Eventually I made arrangements and was accepted into the Franciscan community in which I lived for 43 years. I was happy as a novice in spite the frugal life, the hard work, the long hours of prayers and the little hours for sleep. I had time to read and we had spiritual conferences where we learnt about the lives of saints, about Franciscan spirituality and about the spiritual life in general. The accent was on what St Francis called ‘keeping the spirit of oraison or recollection’. Today when I look at it, I think he was really trying to help us find what he had found…being one with the Divine, one with God even though one was in ordinary duties, never loosing sight of the presence of the Christ and the Holy Spirit within.
Now on my spiritual quest, I had a goal, something which really satisfied me when I was able to keep that focus. On the spiritual journey, we need a guide, someone who had been there. I had quite a few spiritual masters assigned to me during the years of formation before the vows. I consider them as being holy men, men of prayer and devotion but something was lacking. St Bonaventure wrote a life of St Francis where he spoke of how when St Francis was in prayer, he had the power of pulling one in if we were close enough. It was my understanding that there is a grace which flows from a realized soul, a grace, a power which could help us to advance on the path.
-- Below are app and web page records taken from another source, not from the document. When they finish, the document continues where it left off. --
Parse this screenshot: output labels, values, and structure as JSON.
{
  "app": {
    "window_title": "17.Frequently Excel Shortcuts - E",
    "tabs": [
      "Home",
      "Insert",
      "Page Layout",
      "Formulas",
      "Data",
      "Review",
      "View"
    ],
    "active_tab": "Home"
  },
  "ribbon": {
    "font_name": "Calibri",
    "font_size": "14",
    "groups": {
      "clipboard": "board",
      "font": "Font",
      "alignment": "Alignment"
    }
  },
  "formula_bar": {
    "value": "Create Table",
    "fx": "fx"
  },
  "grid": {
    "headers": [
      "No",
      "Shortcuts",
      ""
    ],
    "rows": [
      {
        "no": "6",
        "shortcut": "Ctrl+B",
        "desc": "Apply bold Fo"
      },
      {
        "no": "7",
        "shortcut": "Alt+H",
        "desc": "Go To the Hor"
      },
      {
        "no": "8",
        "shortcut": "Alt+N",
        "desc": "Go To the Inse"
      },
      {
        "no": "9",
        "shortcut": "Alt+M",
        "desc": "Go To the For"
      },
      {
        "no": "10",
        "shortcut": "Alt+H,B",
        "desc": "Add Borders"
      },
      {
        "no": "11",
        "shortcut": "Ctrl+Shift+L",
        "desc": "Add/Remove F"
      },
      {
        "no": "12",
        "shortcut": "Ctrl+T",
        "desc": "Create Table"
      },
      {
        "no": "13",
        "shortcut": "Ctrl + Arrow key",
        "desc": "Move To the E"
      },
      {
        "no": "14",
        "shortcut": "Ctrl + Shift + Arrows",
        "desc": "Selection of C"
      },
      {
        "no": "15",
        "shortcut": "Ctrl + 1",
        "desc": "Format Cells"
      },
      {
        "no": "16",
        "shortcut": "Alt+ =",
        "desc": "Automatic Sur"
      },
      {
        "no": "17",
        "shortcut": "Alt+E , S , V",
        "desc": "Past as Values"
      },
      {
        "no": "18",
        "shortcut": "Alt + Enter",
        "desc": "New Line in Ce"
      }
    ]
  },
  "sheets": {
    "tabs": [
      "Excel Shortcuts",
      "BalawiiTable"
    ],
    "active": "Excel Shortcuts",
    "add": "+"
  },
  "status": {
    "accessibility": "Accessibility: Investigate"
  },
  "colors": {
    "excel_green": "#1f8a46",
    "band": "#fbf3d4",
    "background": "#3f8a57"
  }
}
I wanted to meet a master with this power. I wanted initiation, something about which I learnt later but I couldn’t find that among these men. A new form of meditation from the East was being taught and after attending a lecture, I went and was initiated. Now in my meditations I was discovering another dimension that I had not experienced before. This new technique from India intrigued me. I searched and this led me to read for the first time a commentary of the first six chapters of the Bhagavad Gita and then I discovered Yoga and in the space of a few years it seems like not only windows but large doors began opening and bringing in so much to my spiritual search. I wanted more. It had been some 10 years now since I lived under the influence of Franciscan spirituality. (to be continued)